Secretary of the Navy Ray Mabus said all of the Navy’s ships and aircraft have been certified for drop-in biofuel use.

“Being overly reliant on outside sources of fuel and power is an economic and security risk, and it’s a risk I’m not willing to take in the Navy and the Marine Corps,” Mabus said at the conference Wednesday.

While the other branches of the armed services have begun adopting more alternative energy use, the Navy is leading in terms of implementation, according to Mabus.

The Navy is neutral about what type of feedstocks it will use and has tested options ranging from municipal solid waste and cooking oil to woody biomass and algae. The only requirements for biofuels are that they can be used as drop-in fuels, that feedstock cultivation cannot take away land from food production, that the biofuel reduces its carbon footprint and that it is cost effective.

“Our goal was that by 2020, no less than half of our energy will come from non-fossil fuel sources, now I’m sure that we are going to meet that goal by the end of this year,” he said.

Consumers are left behind

However, it could take significantly longer for American consumers to see high-percentage ethanol fuel blends for their own vehicles. Currently, gas stations are authorized to sell blends of up to 15 percent ethanol, but few places have pumps that carry it.

“Why is it that the Navy is allowed to go to 50 percent renewables and the public is stuck at 10 percent?” said Doug Rivers, director of corporate research and development at ICM Inc., a biofuels technology company.

Part of the problem is that the industry is still growing. After years of research and development, more companies are beginning to scale up their production of biofuels, a process they referred to ominously as crossing the “valley of death.”

The challenges they face in doing so are immense, and as the publisher of Biofuels Digest, Jim Lane, remarked, “many [companies] in the destructive creativity of capitalism will die before our eyes.”

Industry leaders outlined the obstacles involved in increasing production. Much of the infrastructure for supplying and producing biofuels commercially has to be built from scratch. It is still unclear whether farmers will be able to produce enough affordable and low emissions feedstocks to make enough fuel to meet expected demand.

Not only do the feedstocks have to have high yields with low inputs of water and fertilizer, but farmers also have to be convinced to grow the new and unfamiliar crops, said Madhu Khanna, a professor of agriculture and consumer economics at the University of Illinois, Urbana-Champaign.
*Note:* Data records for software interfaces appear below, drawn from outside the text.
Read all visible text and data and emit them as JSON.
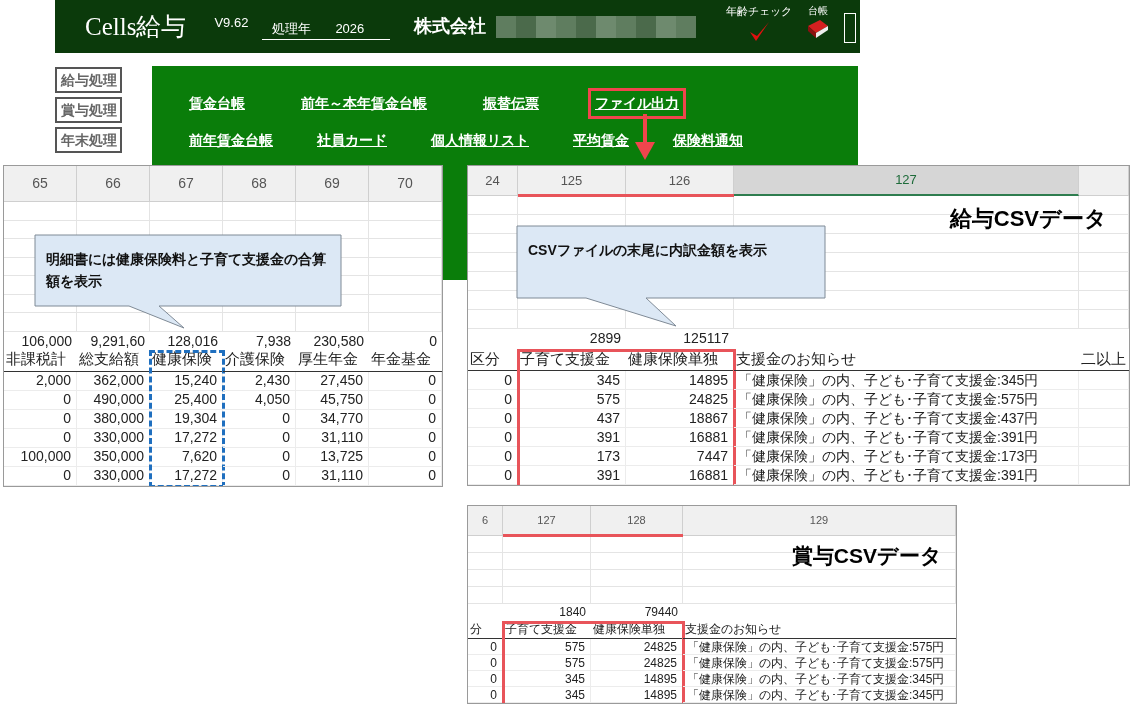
{
  "header": {
    "title": "Cells給与",
    "version": "V9.62",
    "year_label": "処理年",
    "year": "2026",
    "company": "株式会社",
    "age_check": "年齢チェック",
    "ledger": "台帳"
  },
  "sidebar": {
    "items": [
      {
        "label": "給与処理"
      },
      {
        "label": "賞与処理"
      },
      {
        "label": "年末処理"
      }
    ]
  },
  "menu": {
    "rows": [
      [
        {
          "label": "賃金台帳",
          "highlighted": false
        },
        {
          "label": "前年～本年賃金台帳",
          "highlighted": false
        },
        {
          "label": "振替伝票",
          "highlighted": false
        },
        {
          "label": "ファイル出力",
          "highlighted": true
        }
      ],
      [
        {
          "label": "前年賃金台帳",
          "highlighted": false
        },
        {
          "label": "社員カード",
          "highlighted": false
        },
        {
          "label": "個人情報リスト",
          "highlighted": false
        },
        {
          "label": "平均賃金",
          "highlighted": false
        },
        {
          "label": "保険料通知",
          "highlighted": false
        }
      ]
    ]
  },
  "sheets": [
    {
      "kind": "payslip",
      "callout": "明細書には健康保険料と子育て支援金の合算額を表示",
      "groups": [
        {
          "kind": "plain",
          "columns": [
            {
              "label": "65",
              "selected": false,
              "total": "106,000",
              "header": "非課税計",
              "cells": [
                "2,000",
                "0",
                "0",
                "0",
                "100,000",
                "0"
              ]
            },
            {
              "label": "66",
              "selected": false,
              "total": "9,291,60",
              "header": "総支給額",
              "cells": [
                "362,000",
                "490,000",
                "380,000",
                "330,000",
                "350,000",
                "330,000"
              ]
            }
          ]
        },
        {
          "kind": "framed",
          "columns": [
            {
              "label": "67",
              "selected": false,
              "total": "128,016",
              "header": "健康保険",
              "cells": [
                "15,240",
                "25,400",
                "19,304",
                "17,272",
                "7,620",
                "17,272"
              ]
            }
          ]
        },
        {
          "kind": "plain",
          "columns": [
            {
              "label": "68",
              "selected": false,
              "total": "7,938",
              "header": "介護保険",
              "cells": [
                "2,430",
                "4,050",
                "0",
                "0",
                "0",
                "0"
              ]
            },
            {
              "label": "69",
              "selected": false,
              "total": "230,580",
              "header": "厚生年金",
              "cells": [
                "27,450",
                "45,750",
                "34,770",
                "31,110",
                "13,725",
                "31,110"
              ]
            },
            {
              "label": "70",
              "selected": false,
              "total": "0",
              "header": "年金基金",
              "cells": [
                "0",
                "0",
                "0",
                "0",
                "0",
                "0"
              ]
            }
          ]
        }
      ]
    },
    {
      "kind": "csv",
      "title": "給与CSVデータ",
      "callout": "CSVファイルの末尾に内訳金額を表示",
      "groups": [
        {
          "kind": "plain",
          "columns": [
            {
              "label": "24",
              "selected": false,
              "header": "区分",
              "cells": [
                "0",
                "0",
                "0",
                "0",
                "0",
                "0"
              ]
            }
          ]
        },
        {
          "kind": "framed",
          "columns": [
            {
              "label": "125",
              "selected": false,
              "total": "2899",
              "header": "子育て支援金",
              "cells": [
                "345",
                "575",
                "437",
                "391",
                "173",
                "391"
              ]
            },
            {
              "label": "126",
              "selected": false,
              "total": "125117",
              "header": "健康保険単独",
              "cells": [
                "14895",
                "24825",
                "18867",
                "16881",
                "7447",
                "16881"
              ]
            }
          ]
        },
        {
          "kind": "plain",
          "columns": [
            {
              "label": "127",
              "selected": true,
              "header": "支援金のお知らせ",
              "cells": [
                "「健康保険」の内、子ども･子育て支援金:345円",
                "「健康保険」の内、子ども･子育て支援金:575円",
                "「健康保険」の内、子ども･子育て支援金:437円",
                "「健康保険」の内、子ども･子育て支援金:391円",
                "「健康保険」の内、子ども･子育て支援金:173円",
                "「健康保険」の内、子ども･子育て支援金:391円"
              ]
            },
            {
              "selected": false,
              "header": "二以上"
            }
          ]
        }
      ]
    },
    {
      "kind": "csv",
      "title": "賞与CSVデータ",
      "groups": [
        {
          "kind": "plain",
          "columns": [
            {
              "label": "6",
              "selected": false,
              "header": "分",
              "cells": [
                "0",
                "0",
                "0",
                "0"
              ]
            }
          ]
        },
        {
          "kind": "framed",
          "columns": [
            {
              "label": "127",
              "selected": false,
              "total": "1840",
              "header": "子育て支援金",
              "cells": [
                "575",
                "575",
                "345",
                "345"
              ]
            },
            {
              "label": "128",
              "selected": false,
              "total": "79440",
              "header": "健康保険単独",
              "cells": [
                "24825",
                "24825",
                "14895",
                "14895"
              ]
            }
          ]
        },
        {
          "kind": "plain",
          "columns": [
            {
              "label": "129",
              "selected": false,
              "header": "支援金のお知らせ",
              "cells": [
                "「健康保険」の内、子ども･子育て支援金:575円",
                "「健康保険」の内、子ども･子育て支援金:575円",
                "「健康保険」の内、子ども･子育て支援金:345円",
                "「健康保険」の内、子ども･子育て支援金:345円"
              ]
            }
          ]
        }
      ]
    }
  ]
}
There are also technological kinks to work out, like making sure the fuel has enough lubrication and is not corrosive to machinery. Researchers are still working on developing yeasts that can break down different types of sugars at once, so that the production process becomes more efficient, according to Rivers.

“It feels like you are a juggler on a unicycle,” said Theodora Retsina, CEO of American Process Inc., about the upscaling process.

Still, she and many others at the conference said that despite the challenges, advanced biofuels have a great deal of potential, especially as the country works to become more energy independent and environmentally responsible.